• What you should do: Lines holding the word "Library" in the following material must be counted; give only the resulting number.
(Beginning of Provided records)
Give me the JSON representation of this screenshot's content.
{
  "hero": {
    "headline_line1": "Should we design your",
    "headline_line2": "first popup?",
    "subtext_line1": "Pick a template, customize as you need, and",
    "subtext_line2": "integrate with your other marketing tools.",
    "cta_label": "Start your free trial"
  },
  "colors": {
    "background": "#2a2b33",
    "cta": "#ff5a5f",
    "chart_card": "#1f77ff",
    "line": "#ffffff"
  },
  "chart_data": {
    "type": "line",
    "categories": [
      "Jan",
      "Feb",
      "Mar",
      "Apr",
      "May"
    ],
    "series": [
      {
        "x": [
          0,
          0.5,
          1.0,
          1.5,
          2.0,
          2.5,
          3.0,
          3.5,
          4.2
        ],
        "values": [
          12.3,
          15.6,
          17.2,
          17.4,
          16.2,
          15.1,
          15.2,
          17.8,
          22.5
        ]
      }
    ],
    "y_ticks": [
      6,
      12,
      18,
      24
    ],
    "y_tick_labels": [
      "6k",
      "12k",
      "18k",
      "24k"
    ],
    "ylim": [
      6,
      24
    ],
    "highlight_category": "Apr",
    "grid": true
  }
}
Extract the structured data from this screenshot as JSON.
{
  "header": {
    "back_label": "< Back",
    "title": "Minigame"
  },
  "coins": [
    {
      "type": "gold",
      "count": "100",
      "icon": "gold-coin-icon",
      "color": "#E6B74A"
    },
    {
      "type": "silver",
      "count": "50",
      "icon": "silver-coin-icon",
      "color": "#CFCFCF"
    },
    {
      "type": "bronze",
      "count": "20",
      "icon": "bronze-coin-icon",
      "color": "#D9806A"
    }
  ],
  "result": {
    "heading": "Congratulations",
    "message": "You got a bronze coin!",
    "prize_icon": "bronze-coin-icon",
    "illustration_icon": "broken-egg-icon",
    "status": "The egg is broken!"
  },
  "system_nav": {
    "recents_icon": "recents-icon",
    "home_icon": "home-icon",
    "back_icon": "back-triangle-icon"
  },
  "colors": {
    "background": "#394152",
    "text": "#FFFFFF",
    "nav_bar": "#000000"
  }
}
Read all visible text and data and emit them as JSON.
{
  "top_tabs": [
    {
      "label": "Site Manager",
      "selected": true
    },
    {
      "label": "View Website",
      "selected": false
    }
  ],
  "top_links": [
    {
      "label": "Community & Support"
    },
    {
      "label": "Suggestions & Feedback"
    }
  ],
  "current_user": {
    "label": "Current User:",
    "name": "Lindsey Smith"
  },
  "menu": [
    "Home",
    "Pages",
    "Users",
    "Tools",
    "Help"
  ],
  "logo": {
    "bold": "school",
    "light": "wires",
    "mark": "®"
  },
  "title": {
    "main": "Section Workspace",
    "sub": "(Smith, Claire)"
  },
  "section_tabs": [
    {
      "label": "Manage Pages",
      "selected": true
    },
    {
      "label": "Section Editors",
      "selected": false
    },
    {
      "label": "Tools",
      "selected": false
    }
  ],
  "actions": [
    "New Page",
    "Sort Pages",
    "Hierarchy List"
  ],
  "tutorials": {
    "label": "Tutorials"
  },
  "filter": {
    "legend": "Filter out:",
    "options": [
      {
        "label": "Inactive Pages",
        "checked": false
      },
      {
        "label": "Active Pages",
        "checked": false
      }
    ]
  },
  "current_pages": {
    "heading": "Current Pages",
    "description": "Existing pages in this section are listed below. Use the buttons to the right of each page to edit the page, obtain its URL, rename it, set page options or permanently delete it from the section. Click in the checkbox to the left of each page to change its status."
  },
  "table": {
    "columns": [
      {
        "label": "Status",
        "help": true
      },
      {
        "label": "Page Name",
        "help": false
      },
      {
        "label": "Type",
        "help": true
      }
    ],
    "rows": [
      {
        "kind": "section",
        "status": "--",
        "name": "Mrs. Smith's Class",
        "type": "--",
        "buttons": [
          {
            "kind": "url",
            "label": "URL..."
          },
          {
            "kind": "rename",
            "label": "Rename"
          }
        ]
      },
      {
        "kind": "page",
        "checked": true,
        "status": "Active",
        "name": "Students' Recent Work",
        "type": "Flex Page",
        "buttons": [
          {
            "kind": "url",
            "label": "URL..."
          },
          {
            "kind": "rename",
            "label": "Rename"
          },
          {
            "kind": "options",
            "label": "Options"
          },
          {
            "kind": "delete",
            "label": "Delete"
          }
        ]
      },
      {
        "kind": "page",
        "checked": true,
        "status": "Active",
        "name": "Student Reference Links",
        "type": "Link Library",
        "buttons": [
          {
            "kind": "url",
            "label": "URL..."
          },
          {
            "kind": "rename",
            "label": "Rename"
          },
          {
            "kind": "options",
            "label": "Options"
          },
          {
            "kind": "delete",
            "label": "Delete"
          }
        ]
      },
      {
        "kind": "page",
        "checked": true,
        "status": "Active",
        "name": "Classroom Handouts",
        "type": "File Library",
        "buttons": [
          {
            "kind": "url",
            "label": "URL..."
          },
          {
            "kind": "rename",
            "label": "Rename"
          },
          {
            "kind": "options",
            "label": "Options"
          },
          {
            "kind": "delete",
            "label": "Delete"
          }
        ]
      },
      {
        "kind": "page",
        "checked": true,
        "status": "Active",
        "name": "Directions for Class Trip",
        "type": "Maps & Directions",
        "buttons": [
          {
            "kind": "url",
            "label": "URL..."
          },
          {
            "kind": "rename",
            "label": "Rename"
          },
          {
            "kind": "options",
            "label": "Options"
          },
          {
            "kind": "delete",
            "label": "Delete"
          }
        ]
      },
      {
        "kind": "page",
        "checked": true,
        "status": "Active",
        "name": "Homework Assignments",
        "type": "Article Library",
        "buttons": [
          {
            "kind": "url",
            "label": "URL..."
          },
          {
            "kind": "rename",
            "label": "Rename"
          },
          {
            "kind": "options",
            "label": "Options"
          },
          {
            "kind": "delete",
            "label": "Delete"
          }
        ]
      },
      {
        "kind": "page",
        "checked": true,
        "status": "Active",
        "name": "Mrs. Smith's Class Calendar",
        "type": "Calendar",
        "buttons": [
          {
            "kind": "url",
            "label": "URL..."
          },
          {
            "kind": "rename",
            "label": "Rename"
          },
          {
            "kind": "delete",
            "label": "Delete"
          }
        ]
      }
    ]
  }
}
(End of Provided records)
• Response to this exercise: 3